Changing EducationThere are many organizations and companies that are investing in developing countries to better the lives of people that live in them and to also decrease the global rates of poverty and hunger. With all of the focus on helping developing countries, new advancements in these nations often slip under the radar.

One such achievement is the way developing countries are changing education. Experts are now looking at developing countries’ new initiatives and technology and investigating how these advancements can be applied to schools in developed countries.

There are several ways schools in developing countries are changing education. One way is the use of technology in classrooms. With tech companies such as Dell, which has recently created the initiative Youth Learning that gives students access to laptops for their studies, students in developing countries are learning and using more technology.

William Altman, who is a tech industry analyst at CB insights, says that schools in developing countries are more likely to use online tools in order to stay up to date. Schools in developed countries tend to continue to use traditional techniques because they have enough funding to do so.

For students in developing countries, technology is creating new ways to learn while also providing more opportunities.

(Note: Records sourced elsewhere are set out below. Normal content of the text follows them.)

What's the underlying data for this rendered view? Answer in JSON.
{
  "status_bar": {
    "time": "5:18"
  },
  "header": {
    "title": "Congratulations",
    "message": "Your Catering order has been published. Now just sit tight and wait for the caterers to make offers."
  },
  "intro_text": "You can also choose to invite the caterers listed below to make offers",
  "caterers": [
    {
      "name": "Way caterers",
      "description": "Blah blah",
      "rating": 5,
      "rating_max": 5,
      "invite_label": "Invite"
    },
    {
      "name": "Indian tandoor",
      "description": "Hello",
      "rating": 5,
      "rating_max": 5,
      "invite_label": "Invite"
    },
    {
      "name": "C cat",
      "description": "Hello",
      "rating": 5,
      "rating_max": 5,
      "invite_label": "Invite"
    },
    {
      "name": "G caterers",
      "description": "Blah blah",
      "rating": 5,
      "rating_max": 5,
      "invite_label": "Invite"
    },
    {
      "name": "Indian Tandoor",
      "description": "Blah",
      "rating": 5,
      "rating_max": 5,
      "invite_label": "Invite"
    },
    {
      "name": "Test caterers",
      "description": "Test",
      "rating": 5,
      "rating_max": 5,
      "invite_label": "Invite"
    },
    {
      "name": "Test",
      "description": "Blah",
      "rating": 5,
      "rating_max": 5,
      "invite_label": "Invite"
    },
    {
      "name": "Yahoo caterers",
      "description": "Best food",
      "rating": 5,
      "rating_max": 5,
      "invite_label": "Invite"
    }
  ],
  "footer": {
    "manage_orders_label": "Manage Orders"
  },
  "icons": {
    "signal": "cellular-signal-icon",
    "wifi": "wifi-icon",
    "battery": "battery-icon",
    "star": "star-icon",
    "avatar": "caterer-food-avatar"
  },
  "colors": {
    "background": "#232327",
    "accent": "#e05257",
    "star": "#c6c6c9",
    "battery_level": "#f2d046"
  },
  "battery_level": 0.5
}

Jamil Salmi, an education economist and coordinator of higher education professionals at World Bank, discusses the importance of technology for developing countries in an interview for Voices.

He says, “Today, technological innovations are revolutionizing again the capacity to store, transmit, access and use information.” Salmi goes on to say that low cost for technology access is another reason why using technology is beneficial for students.

Another difference in schools from developing countries compared to those in developed countries is the teaching techniques themselves. Since there are such large student populations, some schools in developing countries had to develop ways to teach larger class sizes.

In 2015, the United Nations’ World Population Prospects reported that African countries such as Niger, Uganda and Chad account for all top 10 positions in world’s youngest populations. The result of a large number of students is to find solutions by trying new things and thus finding new ways to teach students.

Educators are now looking at how developing countries are changing education to see what is next for schools. Schools in developed countries are seeing what ways technology can be used in schools and what techniques work to teach the most students. It seems that the more new techniques that schools in developing countries try, the more advanced school systems get.

Deanna Wetmore

Photo: Flickr